What we do know from the report is that the new rules covering the ‘crowdfunding’ sector will not be published until next summer. What we don’t know is what it means for some of the platforms – including the big three of Funding Circle, Zopa and Ratesetter – who are held in a queue waiting for full authorisation. Does the timing of the new rules mean that none of them will be allowed to pass through the gate until the mid-2017?
One organisation watching from the sidelines is Resolution Compliance, which is authorised and regulated by the FCA and which specialises in providing ‘Appointed Representative’ status to crowdfunding platforms that are just starting up. So far, it has helped ‘incubate’ over 30 firms in this way, a number of whom – including Crowdstacker, Crowd2Fund, Syndicate Room and Abundance – have gone on to secure their own full authorisation from the FCA.
Interestingly, although Resolution has Innovative Finance ISA Manager permission that it could grant to its appointed representatives, it has not done so “because the rules are not clear enough – there is too much ambiguity.”
Commenting on the latest FCA reports, Resolution Compliance founder and CEO James Dingwall said: “The FCA are doing a good job based on what they’ve been left with.”
“Many firms we talk to don’t have the ability to meet the threshold of requirements and many business models simply do not work. Some don’t have the money or experience. We have to be very selective, which is why we have only granted appointed representative status to 30 or so out of the 200 who have approached us. We apply our own strict appropriateness test.”
“As regards the future, I don’t think the IFA community is going to support the P2P sector until they can get the Professional Indemnity Insurance cover. On the other hand, I think SIPP providers could open up the market considerably.”
Food for thought.

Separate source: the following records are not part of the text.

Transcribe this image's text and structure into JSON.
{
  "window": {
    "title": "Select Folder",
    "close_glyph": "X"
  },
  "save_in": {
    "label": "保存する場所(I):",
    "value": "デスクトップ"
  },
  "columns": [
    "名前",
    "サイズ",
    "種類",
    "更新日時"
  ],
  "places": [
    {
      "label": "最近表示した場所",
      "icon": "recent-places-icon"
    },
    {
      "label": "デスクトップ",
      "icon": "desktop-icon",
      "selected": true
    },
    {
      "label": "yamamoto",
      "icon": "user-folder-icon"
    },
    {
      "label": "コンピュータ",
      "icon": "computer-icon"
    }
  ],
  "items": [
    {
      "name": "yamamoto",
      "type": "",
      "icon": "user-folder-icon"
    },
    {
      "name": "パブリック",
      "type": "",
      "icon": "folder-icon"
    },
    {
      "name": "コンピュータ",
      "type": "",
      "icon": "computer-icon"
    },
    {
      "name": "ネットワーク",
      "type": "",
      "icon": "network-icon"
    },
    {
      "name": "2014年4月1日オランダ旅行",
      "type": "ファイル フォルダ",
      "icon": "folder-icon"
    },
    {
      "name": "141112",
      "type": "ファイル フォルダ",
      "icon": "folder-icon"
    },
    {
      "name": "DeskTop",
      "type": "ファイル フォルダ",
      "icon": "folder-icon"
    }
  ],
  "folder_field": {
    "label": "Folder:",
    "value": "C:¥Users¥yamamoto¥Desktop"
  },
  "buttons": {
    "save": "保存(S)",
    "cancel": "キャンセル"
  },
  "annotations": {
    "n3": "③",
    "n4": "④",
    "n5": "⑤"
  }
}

Neil is a Chartered Marketer and Fellow of the Chartered Institute of Marketing with many years' experience in marketing, brand and communications.
CEO / The Marketing Eye
by Neil Edwards, 4 minute read
by Neil Edwards, 3 minute read